Weekend Reading: Dogging It In Cairo, Lebanon’s Pretty Good Year, and Rethinking Syria Before The War

by Steven A. Cook
Dogs trot outside a mausoleum at the El'arafa cemetery located in the City of the Dead, near Cairo (Ahmed Jadallah/Courtesy Reuters). Dogs trot outside a mausoleum at the El'arafa cemetery located in the City of the Dead, near Cairo (Ahmed Jadallah/Courtesy Reuters).

Adham Elsherif presents a short, English-subtitled film on life in Cairo through the eyes of street dogs.

Elias Muhanna argues that, despite its troubles, Lebanon had a better year in 2014 that expected.

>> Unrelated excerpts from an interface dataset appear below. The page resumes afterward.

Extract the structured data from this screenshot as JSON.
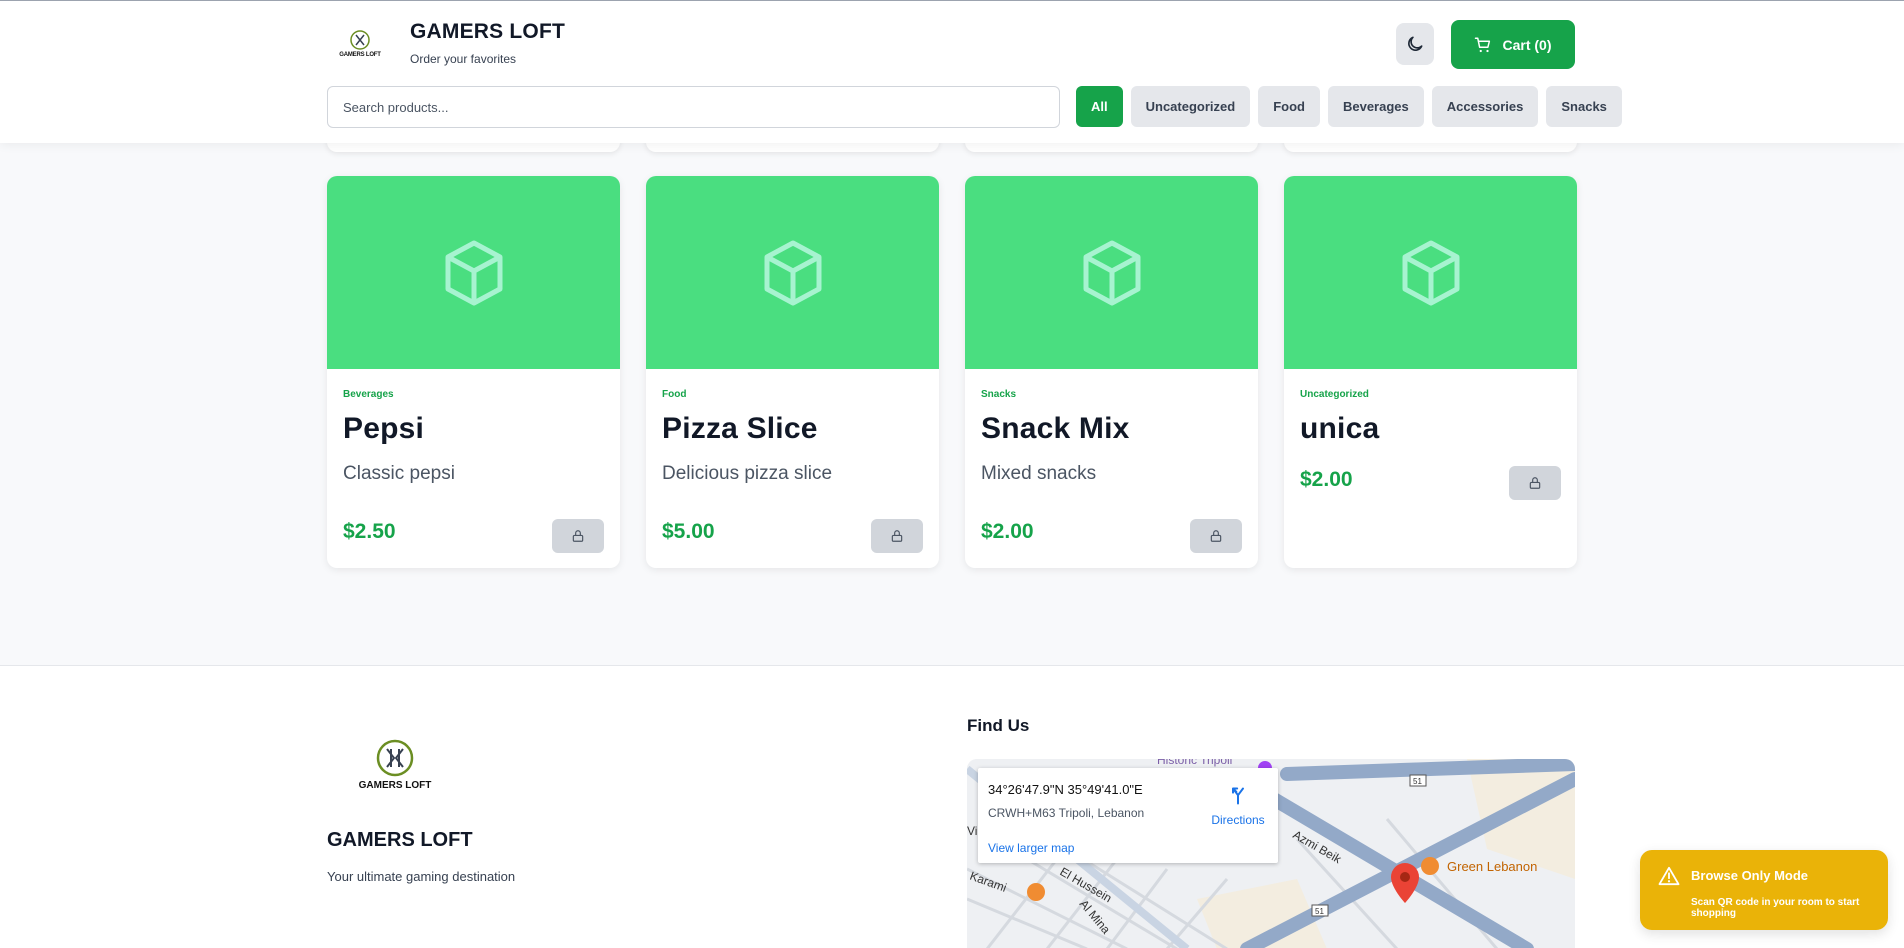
{
  "header": {
    "brand_logo_text": "GAMERS LOFT",
    "title": "GAMERS LOFT",
    "subtitle": "Order your favorites",
    "theme_toggle_icon": "moon-icon",
    "cart_icon": "cart-icon",
    "cart_label": "Cart (0)",
    "accent_color": "#16a34a"
  },
  "search": {
    "placeholder": "Search products...",
    "value": ""
  },
  "filters": [
    {
      "label": "All",
      "active": true
    },
    {
      "label": "Uncategorized",
      "active": false
    },
    {
      "label": "Food",
      "active": false
    },
    {
      "label": "Beverages",
      "active": false
    },
    {
      "label": "Accessories",
      "active": false
    },
    {
      "label": "Snacks",
      "active": false
    }
  ],
  "products": [
    {
      "category": "Beverages",
      "name": "Pepsi",
      "description": "Classic pepsi",
      "price": "$2.50",
      "image_icon": "box-icon",
      "action_icon": "lock-icon"
    },
    {
      "category": "Food",
      "name": "Pizza Slice",
      "description": "Delicious pizza slice",
      "price": "$5.00",
      "image_icon": "box-icon",
      "action_icon": "lock-icon"
    },
    {
      "category": "Snacks",
      "name": "Snack Mix",
      "description": "Mixed snacks",
      "price": "$2.00",
      "image_icon": "box-icon",
      "action_icon": "lock-icon"
    },
    {
      "category": "Uncategorized",
      "name": "unica",
      "description": "",
      "price": "$2.00",
      "image_icon": "box-icon",
      "action_icon": "lock-icon"
    }
  ],
  "footer": {
    "logo_text": "GAMERS LOFT",
    "title": "GAMERS LOFT",
    "tagline": "Your ultimate gaming destination",
    "find_us_heading": "Find Us",
    "map": {
      "coords": "34°26'47.9\"N 35°49'41.0\"E",
      "address": "CRWH+M63 Tripoli, Lebanon",
      "directions_label": "Directions",
      "view_larger_label": "View larger map",
      "labels": [
        "Historic Tripoli",
        "Azmi Beik",
        "El Hussein",
        "Al Mina",
        "Karami",
        "Green Lebanon",
        "51",
        "Vi"
      ]
    }
  },
  "toast": {
    "icon": "warning-icon",
    "title": "Browse Only Mode",
    "message": "Scan QR code in your room to start shopping",
    "color": "#eab308"
  }
}
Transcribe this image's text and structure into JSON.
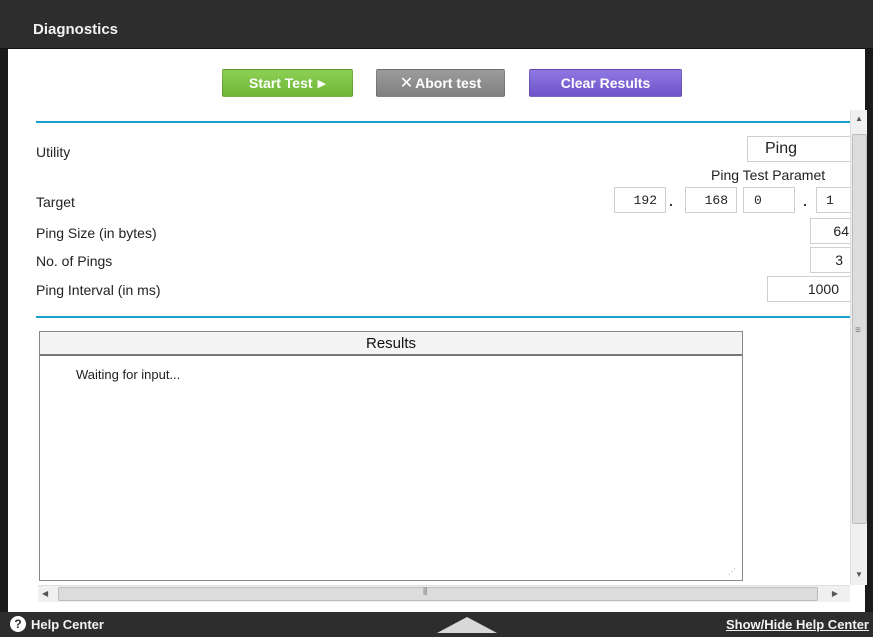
{
  "header": {
    "title": "Diagnostics"
  },
  "toolbar": {
    "start_label": "Start Test",
    "start_icon": "▶",
    "abort_label": "Abort test",
    "abort_icon": "✕",
    "clear_label": "Clear Results"
  },
  "form": {
    "utility_label": "Utility",
    "utility_value": "Ping",
    "params_heading": "Ping Test Paramet",
    "target_label": "Target",
    "target_octets": [
      "192",
      "168",
      "0",
      "1"
    ],
    "dot": ".",
    "ping_size_label": "Ping Size (in bytes)",
    "ping_size_value": "64",
    "num_pings_label": "No. of Pings",
    "num_pings_value": "3",
    "interval_label": "Ping Interval (in ms)",
    "interval_value": "1000"
  },
  "results": {
    "header": "Results",
    "text": "Waiting for input..."
  },
  "footer": {
    "help_center": "Help Center",
    "show_hide": "Show/Hide Help Center"
  },
  "colors": {
    "accent_rule": "#1aa0cc",
    "start_button": "#7bc144",
    "abort_button": "#8c8c8c",
    "clear_button": "#7b63d4",
    "bar": "#2d2d2d"
  },
  "icons": [
    "help-icon",
    "play-icon",
    "close-icon",
    "resize-grip-icon"
  ]
}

Read more »

Weekend Reading: The Middle East Is Not All That Bad

by Steven A. Cook
The newly renovated facade of Maghen Abraham, Beirut's oldest synagogue (Jamal Saidi/Courtesy Reuters). The newly renovated facade of Maghen Abraham, Beirut's oldest synagogue (Jamal Saidi/Courtesy Reuters).

After 30 years, Beirut’s Maghen Abraham synagogue has been restored and is scheduled to reopen.

Zamaaan offers a glimpse into a people’s history of the Middle East via crowd-sourced family photos. Read more »

Weekend Listening/Viewing/Reading: Satire in the Middle East, Saudi Arabia’s “Garden,” and Lebanese Relief Workers

by Steven A. Cook
Independent High Electoral Commission (IHEC) employees count votes at an analysis centre in Baghdad May 2, 2014 (Thaier Al-Sudani/Courtesy Reuters). Independent High Electoral Commission (IHEC) employees count votes at an analysis centre in Baghdad May 2, 2014 (Thaier Al-Sudani/Courtesy Reuters).
Karl Sharro discusses Lebanese politics and the role of satire in political analysis of the Middle East on Karl Morand’s Middle East Week Podcast. Read more »